*** Opening TASK DATA ***

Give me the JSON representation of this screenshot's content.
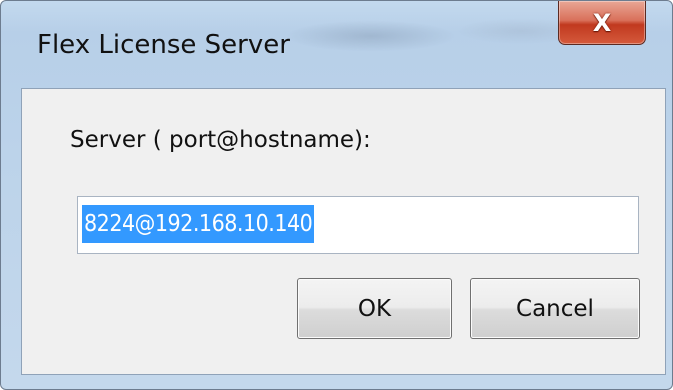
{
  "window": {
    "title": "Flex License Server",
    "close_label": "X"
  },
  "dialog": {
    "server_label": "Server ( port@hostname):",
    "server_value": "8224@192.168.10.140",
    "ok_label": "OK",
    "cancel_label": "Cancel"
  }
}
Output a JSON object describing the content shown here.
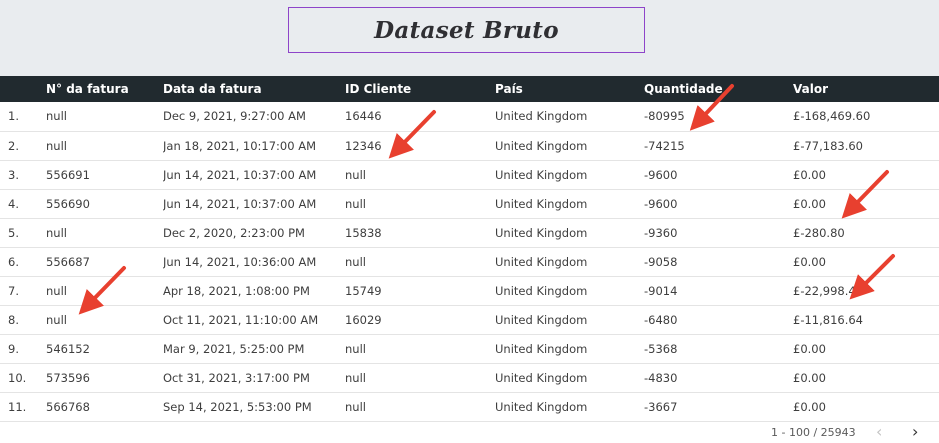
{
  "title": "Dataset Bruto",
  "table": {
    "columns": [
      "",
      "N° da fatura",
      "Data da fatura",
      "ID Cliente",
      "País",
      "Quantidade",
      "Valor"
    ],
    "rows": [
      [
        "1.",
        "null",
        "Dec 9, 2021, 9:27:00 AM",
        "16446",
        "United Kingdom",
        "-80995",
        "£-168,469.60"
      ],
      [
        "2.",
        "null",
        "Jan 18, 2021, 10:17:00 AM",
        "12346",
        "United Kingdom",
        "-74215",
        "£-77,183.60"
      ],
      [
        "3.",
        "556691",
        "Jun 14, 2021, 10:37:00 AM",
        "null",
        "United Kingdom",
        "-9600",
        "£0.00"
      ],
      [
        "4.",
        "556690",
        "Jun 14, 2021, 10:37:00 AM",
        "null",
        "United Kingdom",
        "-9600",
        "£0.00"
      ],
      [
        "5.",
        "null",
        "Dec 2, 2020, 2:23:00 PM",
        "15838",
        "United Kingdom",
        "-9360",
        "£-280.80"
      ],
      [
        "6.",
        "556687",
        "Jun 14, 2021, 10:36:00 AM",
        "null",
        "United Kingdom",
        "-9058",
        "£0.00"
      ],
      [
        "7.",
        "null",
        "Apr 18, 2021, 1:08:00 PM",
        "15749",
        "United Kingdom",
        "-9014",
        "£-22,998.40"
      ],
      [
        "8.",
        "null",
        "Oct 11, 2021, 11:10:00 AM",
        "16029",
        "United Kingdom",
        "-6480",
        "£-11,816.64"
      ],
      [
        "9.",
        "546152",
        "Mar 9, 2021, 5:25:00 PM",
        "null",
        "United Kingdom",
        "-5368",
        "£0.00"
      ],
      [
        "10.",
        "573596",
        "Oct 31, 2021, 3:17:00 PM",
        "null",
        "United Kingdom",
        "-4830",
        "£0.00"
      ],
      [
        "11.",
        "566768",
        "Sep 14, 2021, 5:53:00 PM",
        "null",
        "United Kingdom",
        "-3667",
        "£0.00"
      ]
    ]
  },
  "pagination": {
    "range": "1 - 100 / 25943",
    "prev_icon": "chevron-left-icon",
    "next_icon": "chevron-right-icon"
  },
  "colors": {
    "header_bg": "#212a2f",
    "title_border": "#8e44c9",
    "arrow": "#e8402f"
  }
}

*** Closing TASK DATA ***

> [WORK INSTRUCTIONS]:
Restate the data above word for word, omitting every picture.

> [WORKED SOLUTION]:
Give me the JSON representation of this screenshot's content.
{
  "window": {
    "title": "Flex License Server",
    "close_label": "X"
  },
  "dialog": {
    "server_label": "Server ( port@hostname):",
    "server_value": "8224@192.168.10.140",
    "ok_label": "OK",
    "cancel_label": "Cancel"
  }
}
Output a JSON object describing the content shown here.
{
  "title": "Dataset Bruto",
  "table": {
    "columns": [
      "",
      "N° da fatura",
      "Data da fatura",
      "ID Cliente",
      "País",
      "Quantidade",
      "Valor"
    ],
    "rows": [
      [
        "1.",
        "null",
        "Dec 9, 2021, 9:27:00 AM",
        "16446",
        "United Kingdom",
        "-80995",
        "£-168,469.60"
      ],
      [
        "2.",
        "null",
        "Jan 18, 2021, 10:17:00 AM",
        "12346",
        "United Kingdom",
        "-74215",
        "£-77,183.60"
      ],
      [
        "3.",
        "556691",
        "Jun 14, 2021, 10:37:00 AM",
        "null",
        "United Kingdom",
        "-9600",
        "£0.00"
      ],
      [
        "4.",
        "556690",
        "Jun 14, 2021, 10:37:00 AM",
        "null",
        "United Kingdom",
        "-9600",
        "£0.00"
      ],
      [
        "5.",
        "null",
        "Dec 2, 2020, 2:23:00 PM",
        "15838",
        "United Kingdom",
        "-9360",
        "£-280.80"
      ],
      [
        "6.",
        "556687",
        "Jun 14, 2021, 10:36:00 AM",
        "null",
        "United Kingdom",
        "-9058",
        "£0.00"
      ],
      [
        "7.",
        "null",
        "Apr 18, 2021, 1:08:00 PM",
        "15749",
        "United Kingdom",
        "-9014",
        "£-22,998.40"
      ],
      [
        "8.",
        "null",
        "Oct 11, 2021, 11:10:00 AM",
        "16029",
        "United Kingdom",
        "-6480",
        "£-11,816.64"
      ],
      [
        "9.",
        "546152",
        "Mar 9, 2021, 5:25:00 PM",
        "null",
        "United Kingdom",
        "-5368",
        "£0.00"
      ],
      [
        "10.",
        "573596",
        "Oct 31, 2021, 3:17:00 PM",
        "null",
        "United Kingdom",
        "-4830",
        "£0.00"
      ],
      [
        "11.",
        "566768",
        "Sep 14, 2021, 5:53:00 PM",
        "null",
        "United Kingdom",
        "-3667",
        "£0.00"
      ]
    ]
  },
  "pagination": {
    "range": "1 - 100 / 25943",
    "prev_icon": "chevron-left-icon",
    "next_icon": "chevron-right-icon"
  },
  "colors": {
    "header_bg": "#212a2f",
    "title_border": "#8e44c9",
    "arrow": "#e8402f"
  }
}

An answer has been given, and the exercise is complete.